## YOUR TASK
All lines from the one with "Convert this screenshot" onward, through the last line of the records below, are to be retyped word for word.

** Opening INFORMATION block **

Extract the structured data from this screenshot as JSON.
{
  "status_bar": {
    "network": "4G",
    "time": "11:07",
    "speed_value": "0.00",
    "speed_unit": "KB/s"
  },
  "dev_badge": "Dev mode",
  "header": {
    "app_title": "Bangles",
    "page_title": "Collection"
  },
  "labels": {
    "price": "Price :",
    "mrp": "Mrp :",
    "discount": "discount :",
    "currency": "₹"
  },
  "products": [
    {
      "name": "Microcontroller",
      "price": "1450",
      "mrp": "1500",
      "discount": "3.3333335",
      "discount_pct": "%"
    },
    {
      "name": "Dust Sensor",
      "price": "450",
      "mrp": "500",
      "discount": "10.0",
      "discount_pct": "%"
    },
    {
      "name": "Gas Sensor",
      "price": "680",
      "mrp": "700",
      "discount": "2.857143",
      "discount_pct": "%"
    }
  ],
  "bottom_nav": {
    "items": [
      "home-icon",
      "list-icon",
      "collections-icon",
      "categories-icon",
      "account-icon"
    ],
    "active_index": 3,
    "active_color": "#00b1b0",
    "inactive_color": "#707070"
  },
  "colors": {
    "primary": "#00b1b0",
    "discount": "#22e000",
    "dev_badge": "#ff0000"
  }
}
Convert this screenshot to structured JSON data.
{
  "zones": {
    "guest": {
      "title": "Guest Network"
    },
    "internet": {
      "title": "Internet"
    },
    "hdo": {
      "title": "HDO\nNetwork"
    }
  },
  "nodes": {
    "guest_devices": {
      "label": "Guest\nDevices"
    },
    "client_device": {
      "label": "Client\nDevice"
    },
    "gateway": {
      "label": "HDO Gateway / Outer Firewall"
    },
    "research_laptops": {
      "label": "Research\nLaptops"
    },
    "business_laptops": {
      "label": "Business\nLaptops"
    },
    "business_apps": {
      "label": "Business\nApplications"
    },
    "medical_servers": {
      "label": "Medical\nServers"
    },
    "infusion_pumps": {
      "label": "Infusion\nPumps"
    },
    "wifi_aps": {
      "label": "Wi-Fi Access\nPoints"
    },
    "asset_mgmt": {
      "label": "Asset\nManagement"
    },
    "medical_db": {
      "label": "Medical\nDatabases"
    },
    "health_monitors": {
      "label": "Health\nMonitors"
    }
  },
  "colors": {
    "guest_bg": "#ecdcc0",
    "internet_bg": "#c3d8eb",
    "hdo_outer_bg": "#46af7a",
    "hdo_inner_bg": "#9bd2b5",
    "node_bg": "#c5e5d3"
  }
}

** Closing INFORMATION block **

## OUTPUT FOR THIS EXERCISE
Convert this screenshot to structured JSON data.
{
  "zones": {
    "guest": {
      "title": "Guest Network"
    },
    "internet": {
      "title": "Internet"
    },
    "hdo": {
      "title": "HDO\nNetwork"
    }
  },
  "nodes": {
    "guest_devices": {
      "label": "Guest\nDevices"
    },
    "client_device": {
      "label": "Client\nDevice"
    },
    "gateway": {
      "label": "HDO Gateway / Outer Firewall"
    },
    "research_laptops": {
      "label": "Research\nLaptops"
    },
    "business_laptops": {
      "label": "Business\nLaptops"
    },
    "business_apps": {
      "label": "Business\nApplications"
    },
    "medical_servers": {
      "label": "Medical\nServers"
    },
    "infusion_pumps": {
      "label": "Infusion\nPumps"
    },
    "wifi_aps": {
      "label": "Wi-Fi Access\nPoints"
    },
    "asset_mgmt": {
      "label": "Asset\nManagement"
    },
    "medical_db": {
      "label": "Medical\nDatabases"
    },
    "health_monitors": {
      "label": "Health\nMonitors"
    }
  },
  "colors": {
    "guest_bg": "#ecdcc0",
    "internet_bg": "#c3d8eb",
    "hdo_outer_bg": "#46af7a",
    "hdo_inner_bg": "#9bd2b5",
    "node_bg": "#c5e5d3"
  }
}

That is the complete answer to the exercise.